━━━━━ Data for this task ━━━━━

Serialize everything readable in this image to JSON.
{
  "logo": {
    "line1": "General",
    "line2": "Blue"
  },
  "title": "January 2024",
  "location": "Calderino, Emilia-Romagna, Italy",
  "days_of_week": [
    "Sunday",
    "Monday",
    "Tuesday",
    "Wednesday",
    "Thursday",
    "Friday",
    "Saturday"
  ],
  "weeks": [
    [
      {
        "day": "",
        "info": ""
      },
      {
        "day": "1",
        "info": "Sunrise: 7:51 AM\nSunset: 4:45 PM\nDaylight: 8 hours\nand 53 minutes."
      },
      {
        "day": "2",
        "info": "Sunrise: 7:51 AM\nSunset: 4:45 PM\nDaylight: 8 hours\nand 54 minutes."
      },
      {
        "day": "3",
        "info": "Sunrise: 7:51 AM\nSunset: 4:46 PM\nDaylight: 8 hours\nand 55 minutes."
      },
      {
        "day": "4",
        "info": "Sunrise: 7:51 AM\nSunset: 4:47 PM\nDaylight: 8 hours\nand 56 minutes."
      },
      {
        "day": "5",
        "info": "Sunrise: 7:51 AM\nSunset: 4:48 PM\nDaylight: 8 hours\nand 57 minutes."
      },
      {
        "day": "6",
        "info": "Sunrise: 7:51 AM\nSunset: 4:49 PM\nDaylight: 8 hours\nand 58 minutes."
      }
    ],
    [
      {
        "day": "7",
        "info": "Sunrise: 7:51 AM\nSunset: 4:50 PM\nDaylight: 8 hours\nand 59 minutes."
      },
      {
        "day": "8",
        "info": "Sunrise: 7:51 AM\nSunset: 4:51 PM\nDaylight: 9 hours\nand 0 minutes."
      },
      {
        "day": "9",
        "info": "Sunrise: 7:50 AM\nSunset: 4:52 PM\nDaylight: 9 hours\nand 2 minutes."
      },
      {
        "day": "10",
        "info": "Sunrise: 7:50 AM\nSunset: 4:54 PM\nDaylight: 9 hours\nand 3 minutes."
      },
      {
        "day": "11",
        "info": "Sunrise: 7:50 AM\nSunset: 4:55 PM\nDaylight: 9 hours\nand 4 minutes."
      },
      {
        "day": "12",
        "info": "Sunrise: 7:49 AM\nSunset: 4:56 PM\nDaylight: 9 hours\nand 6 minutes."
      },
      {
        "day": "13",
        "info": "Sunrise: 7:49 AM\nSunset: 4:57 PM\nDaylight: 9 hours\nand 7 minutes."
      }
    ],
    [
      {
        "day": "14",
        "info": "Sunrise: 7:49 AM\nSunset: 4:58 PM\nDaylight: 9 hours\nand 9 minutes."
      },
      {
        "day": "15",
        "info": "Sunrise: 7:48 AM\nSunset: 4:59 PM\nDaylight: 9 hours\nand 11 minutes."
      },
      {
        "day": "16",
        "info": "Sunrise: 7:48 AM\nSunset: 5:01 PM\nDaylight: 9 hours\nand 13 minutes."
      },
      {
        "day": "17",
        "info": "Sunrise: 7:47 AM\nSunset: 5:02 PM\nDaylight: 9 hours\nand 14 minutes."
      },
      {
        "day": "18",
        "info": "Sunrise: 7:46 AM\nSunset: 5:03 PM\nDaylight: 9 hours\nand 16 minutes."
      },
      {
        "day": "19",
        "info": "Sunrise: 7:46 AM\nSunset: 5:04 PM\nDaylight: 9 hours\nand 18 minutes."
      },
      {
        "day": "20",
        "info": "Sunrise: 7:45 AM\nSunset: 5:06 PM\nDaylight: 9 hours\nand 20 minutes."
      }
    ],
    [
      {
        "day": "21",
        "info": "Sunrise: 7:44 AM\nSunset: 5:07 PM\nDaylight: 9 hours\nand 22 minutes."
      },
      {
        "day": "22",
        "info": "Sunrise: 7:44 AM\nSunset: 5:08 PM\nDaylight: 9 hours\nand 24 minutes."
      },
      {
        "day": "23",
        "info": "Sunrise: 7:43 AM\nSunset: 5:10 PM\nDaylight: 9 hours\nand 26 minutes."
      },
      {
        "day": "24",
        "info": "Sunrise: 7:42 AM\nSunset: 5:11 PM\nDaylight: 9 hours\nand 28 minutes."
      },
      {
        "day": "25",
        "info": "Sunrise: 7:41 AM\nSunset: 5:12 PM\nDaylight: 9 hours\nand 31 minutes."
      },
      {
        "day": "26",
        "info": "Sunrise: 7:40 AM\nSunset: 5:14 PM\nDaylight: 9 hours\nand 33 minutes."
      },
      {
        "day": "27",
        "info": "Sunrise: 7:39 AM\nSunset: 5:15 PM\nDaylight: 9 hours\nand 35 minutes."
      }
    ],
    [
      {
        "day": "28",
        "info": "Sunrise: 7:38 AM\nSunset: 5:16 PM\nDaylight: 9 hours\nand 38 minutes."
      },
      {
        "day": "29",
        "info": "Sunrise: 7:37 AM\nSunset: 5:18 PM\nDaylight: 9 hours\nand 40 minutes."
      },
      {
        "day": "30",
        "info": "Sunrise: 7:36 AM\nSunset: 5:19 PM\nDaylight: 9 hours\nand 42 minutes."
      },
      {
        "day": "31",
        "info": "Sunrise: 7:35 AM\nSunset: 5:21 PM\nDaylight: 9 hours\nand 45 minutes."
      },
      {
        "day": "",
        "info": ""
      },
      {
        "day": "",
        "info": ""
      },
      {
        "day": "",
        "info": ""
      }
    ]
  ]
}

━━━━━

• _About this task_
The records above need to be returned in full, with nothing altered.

• _Finished task_
Serialize everything readable in this image to JSON.
{
  "logo": {
    "line1": "General",
    "line2": "Blue"
  },
  "title": "January 2024",
  "location": "Calderino, Emilia-Romagna, Italy",
  "days_of_week": [
    "Sunday",
    "Monday",
    "Tuesday",
    "Wednesday",
    "Thursday",
    "Friday",
    "Saturday"
  ],
  "weeks": [
    [
      {
        "day": "",
        "info": ""
      },
      {
        "day": "1",
        "info": "Sunrise: 7:51 AM\nSunset: 4:45 PM\nDaylight: 8 hours\nand 53 minutes."
      },
      {
        "day": "2",
        "info": "Sunrise: 7:51 AM\nSunset: 4:45 PM\nDaylight: 8 hours\nand 54 minutes."
      },
      {
        "day": "3",
        "info": "Sunrise: 7:51 AM\nSunset: 4:46 PM\nDaylight: 8 hours\nand 55 minutes."
      },
      {
        "day": "4",
        "info": "Sunrise: 7:51 AM\nSunset: 4:47 PM\nDaylight: 8 hours\nand 56 minutes."
      },
      {
        "day": "5",
        "info": "Sunrise: 7:51 AM\nSunset: 4:48 PM\nDaylight: 8 hours\nand 57 minutes."
      },
      {
        "day": "6",
        "info": "Sunrise: 7:51 AM\nSunset: 4:49 PM\nDaylight: 8 hours\nand 58 minutes."
      }
    ],
    [
      {
        "day": "7",
        "info": "Sunrise: 7:51 AM\nSunset: 4:50 PM\nDaylight: 8 hours\nand 59 minutes."
      },
      {
        "day": "8",
        "info": "Sunrise: 7:51 AM\nSunset: 4:51 PM\nDaylight: 9 hours\nand 0 minutes."
      },
      {
        "day": "9",
        "info": "Sunrise: 7:50 AM\nSunset: 4:52 PM\nDaylight: 9 hours\nand 2 minutes."
      },
      {
        "day": "10",
        "info": "Sunrise: 7:50 AM\nSunset: 4:54 PM\nDaylight: 9 hours\nand 3 minutes."
      },
      {
        "day": "11",
        "info": "Sunrise: 7:50 AM\nSunset: 4:55 PM\nDaylight: 9 hours\nand 4 minutes."
      },
      {
        "day": "12",
        "info": "Sunrise: 7:49 AM\nSunset: 4:56 PM\nDaylight: 9 hours\nand 6 minutes."
      },
      {
        "day": "13",
        "info": "Sunrise: 7:49 AM\nSunset: 4:57 PM\nDaylight: 9 hours\nand 7 minutes."
      }
    ],
    [
      {
        "day": "14",
        "info": "Sunrise: 7:49 AM\nSunset: 4:58 PM\nDaylight: 9 hours\nand 9 minutes."
      },
      {
        "day": "15",
        "info": "Sunrise: 7:48 AM\nSunset: 4:59 PM\nDaylight: 9 hours\nand 11 minutes."
      },
      {
        "day": "16",
        "info": "Sunrise: 7:48 AM\nSunset: 5:01 PM\nDaylight: 9 hours\nand 13 minutes."
      },
      {
        "day": "17",
        "info": "Sunrise: 7:47 AM\nSunset: 5:02 PM\nDaylight: 9 hours\nand 14 minutes."
      },
      {
        "day": "18",
        "info": "Sunrise: 7:46 AM\nSunset: 5:03 PM\nDaylight: 9 hours\nand 16 minutes."
      },
      {
        "day": "19",
        "info": "Sunrise: 7:46 AM\nSunset: 5:04 PM\nDaylight: 9 hours\nand 18 minutes."
      },
      {
        "day": "20",
        "info": "Sunrise: 7:45 AM\nSunset: 5:06 PM\nDaylight: 9 hours\nand 20 minutes."
      }
    ],
    [
      {
        "day": "21",
        "info": "Sunrise: 7:44 AM\nSunset: 5:07 PM\nDaylight: 9 hours\nand 22 minutes."
      },
      {
        "day": "22",
        "info": "Sunrise: 7:44 AM\nSunset: 5:08 PM\nDaylight: 9 hours\nand 24 minutes."
      },
      {
        "day": "23",
        "info": "Sunrise: 7:43 AM\nSunset: 5:10 PM\nDaylight: 9 hours\nand 26 minutes."
      },
      {
        "day": "24",
        "info": "Sunrise: 7:42 AM\nSunset: 5:11 PM\nDaylight: 9 hours\nand 28 minutes."
      },
      {
        "day": "25",
        "info": "Sunrise: 7:41 AM\nSunset: 5:12 PM\nDaylight: 9 hours\nand 31 minutes."
      },
      {
        "day": "26",
        "info": "Sunrise: 7:40 AM\nSunset: 5:14 PM\nDaylight: 9 hours\nand 33 minutes."
      },
      {
        "day": "27",
        "info": "Sunrise: 7:39 AM\nSunset: 5:15 PM\nDaylight: 9 hours\nand 35 minutes."
      }
    ],
    [
      {
        "day": "28",
        "info": "Sunrise: 7:38 AM\nSunset: 5:16 PM\nDaylight: 9 hours\nand 38 minutes."
      },
      {
        "day": "29",
        "info": "Sunrise: 7:37 AM\nSunset: 5:18 PM\nDaylight: 9 hours\nand 40 minutes."
      },
      {
        "day": "30",
        "info": "Sunrise: 7:36 AM\nSunset: 5:19 PM\nDaylight: 9 hours\nand 42 minutes."
      },
      {
        "day": "31",
        "info": "Sunrise: 7:35 AM\nSunset: 5:21 PM\nDaylight: 9 hours\nand 45 minutes."
      },
      {
        "day": "",
        "info": ""
      },
      {
        "day": "",
        "info": ""
      },
      {
        "day": "",
        "info": ""
      }
    ]
  ]
}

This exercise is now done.